Toyota is definitely targetting families with its 2015 version of the Sienna minivian. The new vehicle features a built-in microphone that can amplify the driver's voice through the rear speakers, enabling parents to yell at children without having to raise their voice.

Nicknamed the Swagger Wagon (we're not kidding), the new Sienna may let parents talk more loudly but it doesn't offer any way for back-seat passengers to respond. That's right. Only a driver can amplify his or her voice, and children or whoever is riding in the rear has no choice but to listen. Jack Hollis, vice president of Toyota Division marketing at Toyota Motor Sales in US, said in a press release that the new car "fits into the modern family dynamic."

The 2015 Sienna also offers a Dual-View, Blu-Ray rear seat entertainment system for children in the back of the car, a 4.2-inch, color multi-information display for the driver and front-seat passenger, or even an optional 7-inch touchscreen that provides access to the home screen, music channels, and features like Driver Easy Speak and navigation.

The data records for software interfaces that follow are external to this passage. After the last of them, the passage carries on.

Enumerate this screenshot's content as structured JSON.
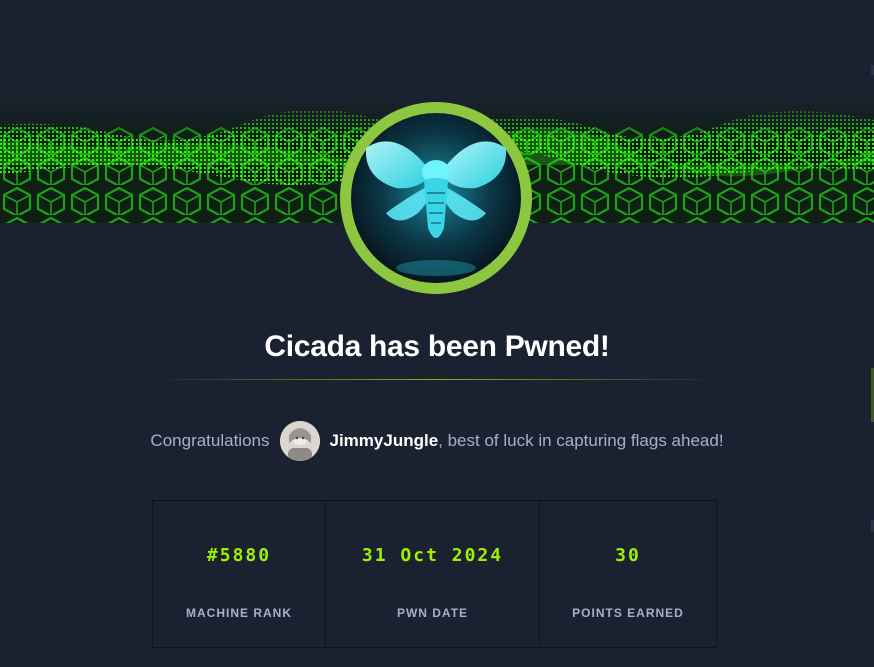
{
  "machine": {
    "name": "Cicada",
    "logo_icon": "cicada-icon",
    "colors": {
      "badge_ring": "#8dc63f",
      "badge_glow": "#3de8f0",
      "banner_green": "#39ff14"
    }
  },
  "headline": "Cicada has been Pwned!",
  "congrats": {
    "prefix": "Congratulations",
    "username": "JimmyJungle",
    "suffix": ", best of luck in capturing flags ahead!",
    "avatar_icon": "user-avatar"
  },
  "stats": [
    {
      "value": "#5880",
      "label": "MACHINE RANK"
    },
    {
      "value": "31 Oct 2024",
      "label": "PWN DATE"
    },
    {
      "value": "30",
      "label": "POINTS EARNED"
    }
  ],
  "accent_color": "#9fef00"
}
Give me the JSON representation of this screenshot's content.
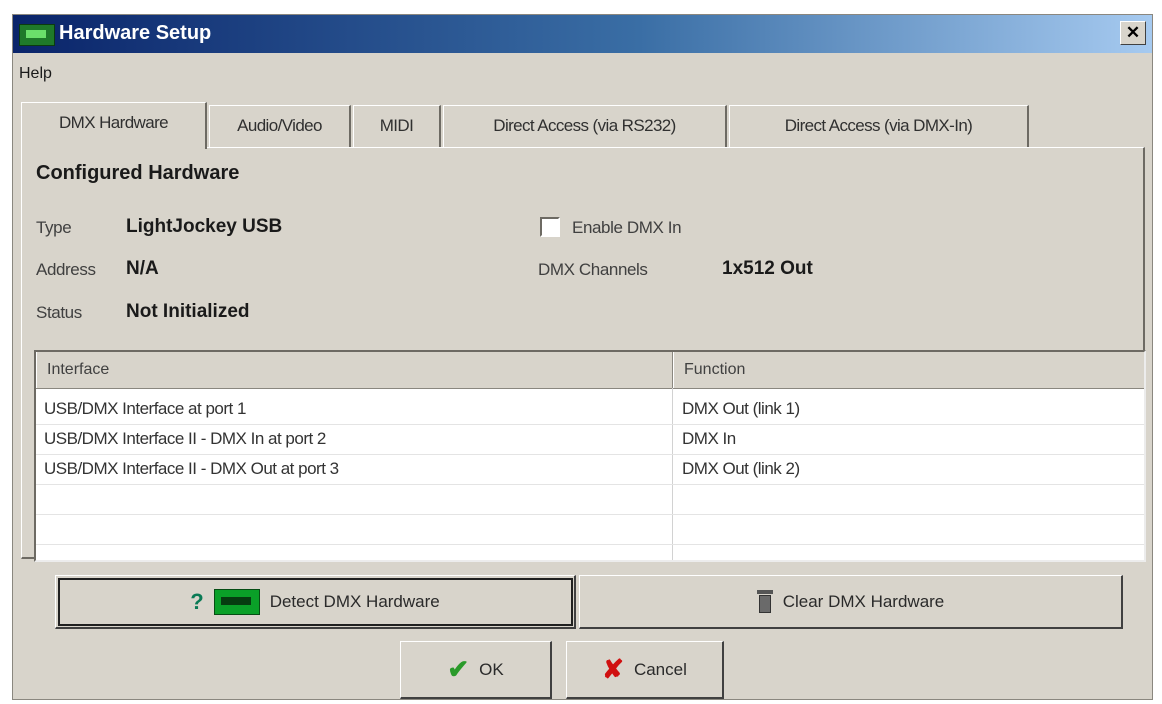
{
  "window": {
    "title": "Hardware Setup",
    "close_glyph": "✕"
  },
  "menu": {
    "items": [
      "Help"
    ]
  },
  "tabs": [
    {
      "label": "DMX Hardware",
      "active": true
    },
    {
      "label": "Audio/Video",
      "active": false
    },
    {
      "label": "MIDI",
      "active": false
    },
    {
      "label": "Direct Access (via RS232)",
      "active": false
    },
    {
      "label": "Direct Access (via DMX-In)",
      "active": false
    }
  ],
  "configured": {
    "title": "Configured Hardware",
    "type_label": "Type",
    "type_value": "LightJockey USB",
    "address_label": "Address",
    "address_value": "N/A",
    "status_label": "Status",
    "status_value": "Not Initialized",
    "enable_dmx_in_label": "Enable DMX In",
    "enable_dmx_in_checked": false,
    "dmx_channels_label": "DMX Channels",
    "dmx_channels_value": "1x512 Out"
  },
  "interfaces": {
    "columns": [
      "Interface",
      "Function"
    ],
    "rows": [
      {
        "interface": "USB/DMX Interface at port 1",
        "function": "DMX Out (link 1)"
      },
      {
        "interface": "USB/DMX Interface II - DMX In at port 2",
        "function": "DMX In"
      },
      {
        "interface": "USB/DMX Interface II - DMX Out at port 3",
        "function": "DMX Out (link 2)"
      }
    ]
  },
  "buttons": {
    "detect": "Detect DMX Hardware",
    "clear": "Clear DMX Hardware",
    "ok": "OK",
    "cancel": "Cancel"
  },
  "icons": {
    "detect_help_glyph": "?",
    "ok_glyph": "✔",
    "cancel_glyph": "✘"
  },
  "colors": {
    "window_bg": "#d8d4cb",
    "titlebar_start": "#0a246a",
    "titlebar_end": "#a6caf0",
    "ok_green": "#2a9a2a",
    "cancel_red": "#d01010"
  }
}
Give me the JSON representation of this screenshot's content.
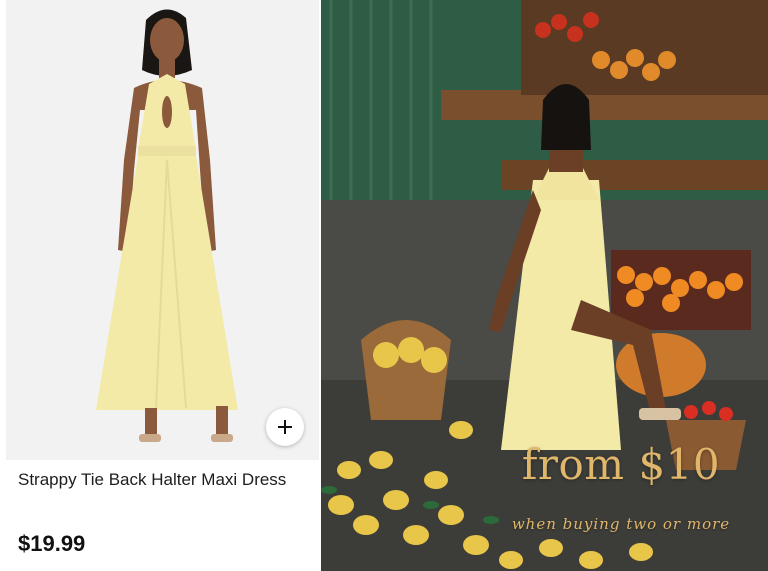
{
  "product": {
    "name": "Strappy Tie Back Halter Maxi Dress",
    "price": "$19.99",
    "add_icon": "plus-icon"
  },
  "promo": {
    "headline": "from $10",
    "subline": "when buying two or more"
  },
  "colors": {
    "dress": "#f4eaa8",
    "promo_text": "#e0b66a",
    "image_bg": "#f2f2f2"
  }
}
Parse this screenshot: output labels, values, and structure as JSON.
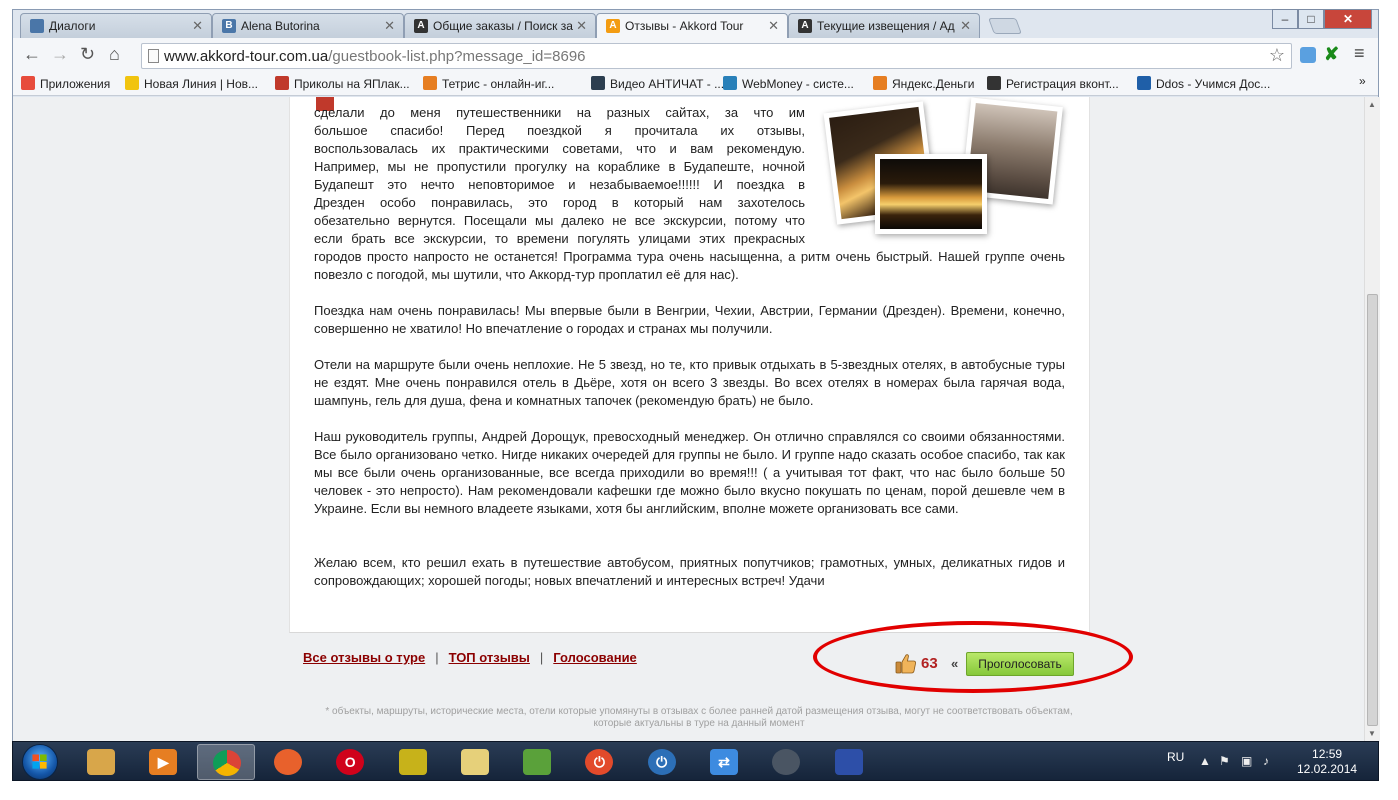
{
  "tabs": [
    {
      "title": "Диалоги",
      "icon": "vk-icon",
      "color": "#4a76a8",
      "glyph": "",
      "active": false
    },
    {
      "title": "Alena Butorina",
      "icon": "vk-icon",
      "color": "#4a76a8",
      "glyph": "В",
      "active": false
    },
    {
      "title": "Общие заказы / Поиск за",
      "icon": "advego-icon",
      "color": "#333333",
      "glyph": "A",
      "active": false
    },
    {
      "title": "Отзывы - Akkord Tour",
      "icon": "akkord-icon",
      "color": "#f39c12",
      "glyph": "A",
      "active": true
    },
    {
      "title": "Текущие извещения / Ад",
      "icon": "advego-icon",
      "color": "#333333",
      "glyph": "A",
      "active": false
    }
  ],
  "toolbar": {
    "url_host": "www.akkord-tour.com.ua",
    "url_path": "/guestbook-list.php?message_id=8696"
  },
  "bookmarks": [
    {
      "label": "Приложения",
      "icon": "apps-grid-icon",
      "color": "#e74c3c"
    },
    {
      "label": "Новая Линия | Нов...",
      "icon": "novaya-liniya-icon",
      "color": "#f1c40f"
    },
    {
      "label": "Приколы на ЯПлак...",
      "icon": "yaplakal-icon",
      "color": "#c0392b"
    },
    {
      "label": "Тетрис - онлайн-иг...",
      "icon": "tetris-icon",
      "color": "#e67e22"
    },
    {
      "label": "Видео АНТИЧАТ - ...",
      "icon": "antichat-icon",
      "color": "#2c3e50"
    },
    {
      "label": "WebMoney - систе...",
      "icon": "webmoney-icon",
      "color": "#2980b9"
    },
    {
      "label": "Яндекс.Деньги",
      "icon": "yandex-money-icon",
      "color": "#e67e22"
    },
    {
      "label": "Регистрация вконт...",
      "icon": "advego-icon",
      "color": "#333333"
    },
    {
      "label": "Ddos - Учимся Дос...",
      "icon": "bit-icon",
      "color": "#1f5fa8"
    }
  ],
  "review": {
    "intro_lines": [
      "сделали до меня путешественники на разных сайтах, за что им",
      "большое спасибо! Перед поездкой я прочитала их отзывы,",
      "воспользовалась их практическими советами, что и вам рекомендую.",
      "Например, мы не пропустили прогулку на кораблике в Будапеште, ночной",
      "Будапешт это нечто неповторимое и незабываемое!!!!!! И поездка в",
      "Дрезден особо понравилась, это город в который нам захотелось",
      "обезательно вернутся. Посещали мы далеко не все экскурсии, потому что",
      "если брать все экскурсии, то времени погулять улицами этих прекрасных"
    ],
    "intro_full": "городов просто напросто не останется! Программа тура очень насыщенна, а ритм очень быстрый. Нашей группе очень повезло с погодой, мы шутили, что Аккорд-тур проплатил её для нас).",
    "p2": "Поездка нам очень понравилась! Мы впервые были в Венгрии, Чехии, Австрии, Германии (Дрезден). Времени, конечно, совершенно не хватило! Но впечатление о городах и странах мы получили.",
    "p3": "Отели на маршруте были очень неплохие. Не 5 звезд, но те, кто привык отдыхать в 5-звездных отелях, в автобусные туры не ездят. Мне очень понравился отель в Дьёре, хотя он всего 3 звезды. Во всех отелях в номерах была гарячая вода, шампунь, гель для душа, фена и комнатных тапочек (рекомендую брать) не было.",
    "p4": "Наш руководитель группы, Андрей Дорощук, превосходный менеджер. Он отлично справлялся со своими обязанностями. Все было организовано четко. Нигде никаких очередей для группы не было. И группе надо сказать особое спасибо, так как мы все были очень организованные, все всегда приходили во время!!! ( а учитывая тот факт, что нас было больше 50 человек - это непросто). Нам рекомендовали кафешки где можно было вкусно покушать по ценам, порой дешевле чем в Украине. Если вы немного владеете языками, хотя бы английским, вполне можете организовать все сами.",
    "p5": "Желаю всем, кто решил ехать в путешествие автобусом, приятных попутчиков; грамотных, умных, деликатных гидов и сопровождающих; хорошей погоды; новых впечатлений и интересных встреч! Удачи"
  },
  "links": {
    "all_reviews": "Все отзывы о туре",
    "top_reviews": "ТОП отзывы",
    "voting": "Голосование",
    "separator": "|"
  },
  "vote": {
    "count": "63",
    "raquo": "«",
    "button": "Проголосовать"
  },
  "footnote": "* объекты, маршруты, исторические места, отели которые упомянуты в отзывах с более ранней датой размещения отзыва, могут не соответствовать объектам, которые актуальны в туре на данный момент",
  "taskbar": {
    "apps": [
      {
        "name": "explorer-icon",
        "color": "#d8a64a",
        "glyph": "",
        "active": false
      },
      {
        "name": "media-player-icon",
        "color": "#e67e22",
        "glyph": "▶",
        "active": false
      },
      {
        "name": "chrome-icon",
        "color": "#2ecc71",
        "glyph": "",
        "active": true
      },
      {
        "name": "firefox-icon",
        "color": "#e8612c",
        "glyph": "",
        "active": false
      },
      {
        "name": "opera-icon",
        "color": "#d0021b",
        "glyph": "O",
        "active": false
      },
      {
        "name": "hamster-icon",
        "color": "#c7b21a",
        "glyph": "",
        "active": false
      },
      {
        "name": "presentation-icon",
        "color": "#e6d07a",
        "glyph": "",
        "active": false
      },
      {
        "name": "notepad-plus-icon",
        "color": "#5aa13a",
        "glyph": "",
        "active": false
      },
      {
        "name": "power-icon",
        "color": "#e24a2b",
        "glyph": "⏻",
        "active": false
      },
      {
        "name": "shutdown-timer-icon",
        "color": "#2c6fb7",
        "glyph": "⏻",
        "active": false
      },
      {
        "name": "sync-icon",
        "color": "#3d8be0",
        "glyph": "⇄",
        "active": false
      },
      {
        "name": "steam-icon",
        "color": "#4a5563",
        "glyph": "",
        "active": false
      },
      {
        "name": "floppy-save-icon",
        "color": "#2d4fa8",
        "glyph": "",
        "active": false
      }
    ],
    "lang": "RU",
    "time": "12:59",
    "date": "12.02.2014"
  }
}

Toyota's minivan will go on display for the first time at Artscape in Baltimore this month. To promote the unveiling, Toyota has partnered with several social media personalities. The “Eh Bee” family of Andres, Rosanna, Gabriela, and Roberto have posted Vine videos about their experience with the Sienna, and Dreamworks after-effects artist Daniel Hashimoto has posted YouTube videos of the Sienna virtually taking his son into space and underwater.

“Working with the Sienna inspired me to imagine how James might look at everyday driving adventures and share that fun perspective with other parents,” said Hashi in a press release. “As a dad, I love watching my son explore his world, and the Sienna gave us a new avenue to check out.”

You can watch one of Hashi's videos above. Maybe in his next video he'll demonstrate how to use the minivan's built-in mic to communicate with his son while on the road (but hopefully with no yelling involved).